Segment Start: Supplied data

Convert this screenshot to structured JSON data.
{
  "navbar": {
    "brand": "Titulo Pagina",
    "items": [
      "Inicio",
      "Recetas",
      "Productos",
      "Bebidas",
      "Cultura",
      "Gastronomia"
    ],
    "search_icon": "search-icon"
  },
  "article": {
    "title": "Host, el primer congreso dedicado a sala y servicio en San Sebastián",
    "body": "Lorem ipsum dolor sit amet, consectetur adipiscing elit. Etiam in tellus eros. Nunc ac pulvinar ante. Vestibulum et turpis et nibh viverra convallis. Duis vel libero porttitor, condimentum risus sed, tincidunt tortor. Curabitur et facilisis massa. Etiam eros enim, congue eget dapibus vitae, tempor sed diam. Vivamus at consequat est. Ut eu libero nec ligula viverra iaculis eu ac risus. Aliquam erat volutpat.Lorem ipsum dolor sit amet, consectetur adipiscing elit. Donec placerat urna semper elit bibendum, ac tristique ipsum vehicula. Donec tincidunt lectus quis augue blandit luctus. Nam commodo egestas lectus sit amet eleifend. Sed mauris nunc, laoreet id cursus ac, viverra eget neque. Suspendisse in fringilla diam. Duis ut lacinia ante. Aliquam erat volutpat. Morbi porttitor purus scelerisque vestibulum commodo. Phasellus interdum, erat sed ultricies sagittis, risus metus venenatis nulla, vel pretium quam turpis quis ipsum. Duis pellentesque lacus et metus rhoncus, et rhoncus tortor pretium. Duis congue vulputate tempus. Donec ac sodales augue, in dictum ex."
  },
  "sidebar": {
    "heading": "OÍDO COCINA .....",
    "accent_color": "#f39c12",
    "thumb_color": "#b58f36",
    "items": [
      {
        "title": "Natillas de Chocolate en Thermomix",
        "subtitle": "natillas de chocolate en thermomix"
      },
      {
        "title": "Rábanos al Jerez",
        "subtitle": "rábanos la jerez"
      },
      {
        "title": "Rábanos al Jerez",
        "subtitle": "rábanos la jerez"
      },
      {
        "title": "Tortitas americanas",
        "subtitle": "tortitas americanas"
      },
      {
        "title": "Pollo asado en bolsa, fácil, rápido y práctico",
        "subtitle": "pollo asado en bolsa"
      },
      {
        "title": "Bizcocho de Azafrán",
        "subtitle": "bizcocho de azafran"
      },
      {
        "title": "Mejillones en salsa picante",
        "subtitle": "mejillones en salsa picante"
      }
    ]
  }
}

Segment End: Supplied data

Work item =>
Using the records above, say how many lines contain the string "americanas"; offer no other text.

Finished exercise =>
2